Forum: Jesse’s demise
February 25, 2013 9:24PM
Updated: March 27, 2013 6:31AM
I guess it was just coincidental that Jessie Jackson Jr. went into a depression last summer, remaining out of public for months, right after learning that he was the subject of a federal investigation — one that could, and did, discover his and his wife’s extravagant misuse of his campaign funds.
Jackson continued an invisible campaign for re-election to his 2nd District congressional seat rather than drop out and have a Republican win by default.
It is almost believable that the many political people suggested leniency in his sentence due to his condition, real or imagined, actually think he deserved it.
He and his wife lived the good life and had aspirations of greater political glory. Illegal conduct was an accepted way of life for them.
Cabbie restores faith
On Feb. 8, two friends and I hailed a taxi to go to lunch in the Loop. When I went to pay my lunch bill, I could not find my wallet. I realized I must have dropped it in the taxi.

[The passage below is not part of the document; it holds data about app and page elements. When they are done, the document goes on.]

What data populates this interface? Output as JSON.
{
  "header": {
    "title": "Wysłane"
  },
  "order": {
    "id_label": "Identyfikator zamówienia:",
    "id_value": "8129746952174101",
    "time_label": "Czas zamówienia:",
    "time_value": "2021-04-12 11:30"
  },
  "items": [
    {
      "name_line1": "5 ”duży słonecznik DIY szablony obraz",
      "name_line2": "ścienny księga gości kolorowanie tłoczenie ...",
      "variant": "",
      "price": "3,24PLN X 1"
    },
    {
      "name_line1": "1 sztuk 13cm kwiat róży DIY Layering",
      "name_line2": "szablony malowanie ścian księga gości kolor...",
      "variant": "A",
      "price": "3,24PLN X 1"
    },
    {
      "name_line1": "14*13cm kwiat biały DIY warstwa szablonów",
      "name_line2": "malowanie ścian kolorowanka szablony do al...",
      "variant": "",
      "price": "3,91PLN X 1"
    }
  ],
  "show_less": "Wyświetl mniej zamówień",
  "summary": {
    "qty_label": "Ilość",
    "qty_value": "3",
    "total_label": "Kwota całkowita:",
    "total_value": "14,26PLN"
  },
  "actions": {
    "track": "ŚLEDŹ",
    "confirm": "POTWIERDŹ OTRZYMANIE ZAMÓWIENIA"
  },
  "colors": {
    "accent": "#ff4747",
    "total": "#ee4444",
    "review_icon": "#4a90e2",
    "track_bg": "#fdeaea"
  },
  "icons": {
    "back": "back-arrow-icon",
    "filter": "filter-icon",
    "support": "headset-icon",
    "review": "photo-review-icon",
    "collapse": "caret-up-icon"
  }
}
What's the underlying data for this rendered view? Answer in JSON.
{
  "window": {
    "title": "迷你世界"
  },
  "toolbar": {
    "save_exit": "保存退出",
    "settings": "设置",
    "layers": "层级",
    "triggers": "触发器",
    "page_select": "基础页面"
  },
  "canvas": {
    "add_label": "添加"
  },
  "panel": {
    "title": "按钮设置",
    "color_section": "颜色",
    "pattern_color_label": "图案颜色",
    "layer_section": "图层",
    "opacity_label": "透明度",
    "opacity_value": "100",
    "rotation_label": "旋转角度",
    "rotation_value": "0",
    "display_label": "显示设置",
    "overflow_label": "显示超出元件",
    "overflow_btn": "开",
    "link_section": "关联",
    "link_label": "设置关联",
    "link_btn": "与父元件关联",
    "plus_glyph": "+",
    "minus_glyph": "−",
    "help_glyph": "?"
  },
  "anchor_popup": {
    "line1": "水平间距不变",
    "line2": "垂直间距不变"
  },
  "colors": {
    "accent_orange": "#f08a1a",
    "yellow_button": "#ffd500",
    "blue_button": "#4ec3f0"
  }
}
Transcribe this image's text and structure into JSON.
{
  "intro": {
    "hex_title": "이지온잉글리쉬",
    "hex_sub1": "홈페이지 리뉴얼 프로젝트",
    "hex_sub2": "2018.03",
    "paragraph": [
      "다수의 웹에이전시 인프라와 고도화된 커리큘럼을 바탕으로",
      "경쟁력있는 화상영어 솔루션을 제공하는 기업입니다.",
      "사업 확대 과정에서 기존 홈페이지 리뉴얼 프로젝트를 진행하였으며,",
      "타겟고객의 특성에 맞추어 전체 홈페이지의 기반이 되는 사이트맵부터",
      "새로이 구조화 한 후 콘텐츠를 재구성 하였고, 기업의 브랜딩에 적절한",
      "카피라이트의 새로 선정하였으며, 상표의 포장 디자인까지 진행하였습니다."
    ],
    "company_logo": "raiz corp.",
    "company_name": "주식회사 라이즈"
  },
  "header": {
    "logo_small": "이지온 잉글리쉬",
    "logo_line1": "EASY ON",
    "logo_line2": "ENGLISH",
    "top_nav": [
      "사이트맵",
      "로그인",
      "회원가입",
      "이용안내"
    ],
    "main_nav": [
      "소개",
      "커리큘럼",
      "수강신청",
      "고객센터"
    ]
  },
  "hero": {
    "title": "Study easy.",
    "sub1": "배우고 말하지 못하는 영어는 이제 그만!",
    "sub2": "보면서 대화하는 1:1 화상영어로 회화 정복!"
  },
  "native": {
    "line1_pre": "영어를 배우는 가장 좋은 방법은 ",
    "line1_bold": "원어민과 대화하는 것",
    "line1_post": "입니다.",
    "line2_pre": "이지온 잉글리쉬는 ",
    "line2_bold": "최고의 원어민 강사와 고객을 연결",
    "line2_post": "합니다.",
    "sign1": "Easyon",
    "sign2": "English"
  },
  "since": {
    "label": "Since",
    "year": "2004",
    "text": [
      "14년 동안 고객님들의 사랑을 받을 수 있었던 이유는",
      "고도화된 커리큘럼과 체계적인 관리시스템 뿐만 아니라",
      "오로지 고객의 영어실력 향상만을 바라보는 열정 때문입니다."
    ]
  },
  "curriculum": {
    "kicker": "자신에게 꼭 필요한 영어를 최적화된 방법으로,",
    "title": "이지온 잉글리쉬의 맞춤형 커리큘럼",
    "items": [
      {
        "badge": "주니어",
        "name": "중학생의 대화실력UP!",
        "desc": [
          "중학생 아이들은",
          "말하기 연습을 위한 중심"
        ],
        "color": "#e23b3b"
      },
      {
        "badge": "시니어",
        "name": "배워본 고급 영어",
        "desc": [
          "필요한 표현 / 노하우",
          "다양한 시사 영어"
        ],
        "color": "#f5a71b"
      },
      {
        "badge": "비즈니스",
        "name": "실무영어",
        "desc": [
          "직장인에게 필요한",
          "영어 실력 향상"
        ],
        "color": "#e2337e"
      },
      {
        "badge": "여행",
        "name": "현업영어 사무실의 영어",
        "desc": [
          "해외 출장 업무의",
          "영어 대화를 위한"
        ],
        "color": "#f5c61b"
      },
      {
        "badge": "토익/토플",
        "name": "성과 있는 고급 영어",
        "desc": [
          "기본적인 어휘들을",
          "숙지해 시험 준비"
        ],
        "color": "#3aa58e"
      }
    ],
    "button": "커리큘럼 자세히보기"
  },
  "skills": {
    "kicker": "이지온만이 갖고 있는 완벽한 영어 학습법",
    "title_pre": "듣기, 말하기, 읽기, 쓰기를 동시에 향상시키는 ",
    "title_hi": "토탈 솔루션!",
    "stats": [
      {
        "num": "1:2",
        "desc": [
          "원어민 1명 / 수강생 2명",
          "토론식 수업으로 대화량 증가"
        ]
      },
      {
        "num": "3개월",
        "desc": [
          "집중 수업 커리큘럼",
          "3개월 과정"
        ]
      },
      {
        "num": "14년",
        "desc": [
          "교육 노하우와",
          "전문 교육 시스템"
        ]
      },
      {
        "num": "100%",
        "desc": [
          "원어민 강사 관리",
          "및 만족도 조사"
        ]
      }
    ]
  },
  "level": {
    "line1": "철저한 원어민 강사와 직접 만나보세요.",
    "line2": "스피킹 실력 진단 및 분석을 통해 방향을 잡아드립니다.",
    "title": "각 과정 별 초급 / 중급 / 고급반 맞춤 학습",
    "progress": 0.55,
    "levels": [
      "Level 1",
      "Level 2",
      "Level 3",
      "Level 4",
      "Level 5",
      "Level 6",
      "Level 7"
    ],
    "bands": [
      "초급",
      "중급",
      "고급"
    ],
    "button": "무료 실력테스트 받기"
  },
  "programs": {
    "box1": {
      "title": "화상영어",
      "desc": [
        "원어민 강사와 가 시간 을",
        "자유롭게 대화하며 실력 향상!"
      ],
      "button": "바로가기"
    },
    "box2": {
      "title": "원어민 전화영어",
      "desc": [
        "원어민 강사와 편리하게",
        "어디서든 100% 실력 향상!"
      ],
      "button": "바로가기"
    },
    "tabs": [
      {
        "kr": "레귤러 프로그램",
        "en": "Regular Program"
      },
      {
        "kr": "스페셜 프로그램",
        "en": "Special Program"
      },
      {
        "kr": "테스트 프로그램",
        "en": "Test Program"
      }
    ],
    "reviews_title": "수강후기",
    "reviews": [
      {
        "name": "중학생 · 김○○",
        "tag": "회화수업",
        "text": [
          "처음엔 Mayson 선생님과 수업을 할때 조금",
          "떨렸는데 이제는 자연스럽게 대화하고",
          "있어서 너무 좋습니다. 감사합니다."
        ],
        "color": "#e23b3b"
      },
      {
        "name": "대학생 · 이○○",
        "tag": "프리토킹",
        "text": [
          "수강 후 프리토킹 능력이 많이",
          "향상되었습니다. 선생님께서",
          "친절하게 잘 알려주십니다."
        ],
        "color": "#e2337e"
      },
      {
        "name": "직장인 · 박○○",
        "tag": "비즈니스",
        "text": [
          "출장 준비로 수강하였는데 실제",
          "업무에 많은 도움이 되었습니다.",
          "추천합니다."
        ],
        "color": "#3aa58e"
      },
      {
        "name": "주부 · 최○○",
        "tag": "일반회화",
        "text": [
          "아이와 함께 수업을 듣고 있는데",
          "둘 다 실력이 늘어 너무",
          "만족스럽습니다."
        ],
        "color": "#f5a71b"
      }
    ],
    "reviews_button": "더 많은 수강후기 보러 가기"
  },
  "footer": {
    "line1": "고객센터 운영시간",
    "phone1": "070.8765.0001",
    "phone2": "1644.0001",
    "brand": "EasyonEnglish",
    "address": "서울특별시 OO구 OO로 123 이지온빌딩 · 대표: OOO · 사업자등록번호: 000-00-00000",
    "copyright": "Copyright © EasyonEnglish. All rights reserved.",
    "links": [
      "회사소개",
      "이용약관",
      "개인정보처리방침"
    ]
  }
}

I immediately canceled my credit and debit cards and called the cab company, figuring I’d have to get another driver’s license.
Fast forward to Feb. 11 when I received a letter from someone I didn’t know. Imagine my surprise when I opened it and out dropped my driver’s license. The note included the phone number of the taxi driver who had found my wallet.
I called, and the next day at work, the driver returned my wallet to me. Everything, including my money, was there. I offered this kind man money, but he wouldn’t take it. His name is Kwasi Asamoah-Baffour, and he drives taxi No. 1043. This man restored my faith in the human spirit.
In praise of Postal Service
Amid the ongoing debate over the U.S Postal Service’s serious financial situation, I’d like to comment on my mailman, the Tinley Park Post Office and service provided by the USPS.
Postal rates are increasing, including 46 cents for a letter sent first class, which will hopefully raise enough revenue to allow the Postal Service to continue providing the services that we have come to expect and rely on. Some customers and media have decried the increases as further sign of the supposed mismanagement and waste within the Postal Service.
Allow me to join many others and distance myself from such negative comments in commending USPS for the work its employees do daily. Thank you. Thousands upon thousands of letters and packages are sent across the nation and the globe in a manner so efficient that we take it for granted.
Walk into the Tinley Park Post Office carrying the bundle you have secured and wrapped as best you could and you will be greeted by patient, smiling, helpful faces. Your package or letter will be treated as if it were the most important item to come across their counter that day.
Thanks to the USPS workers for their efficiency and commitment to service.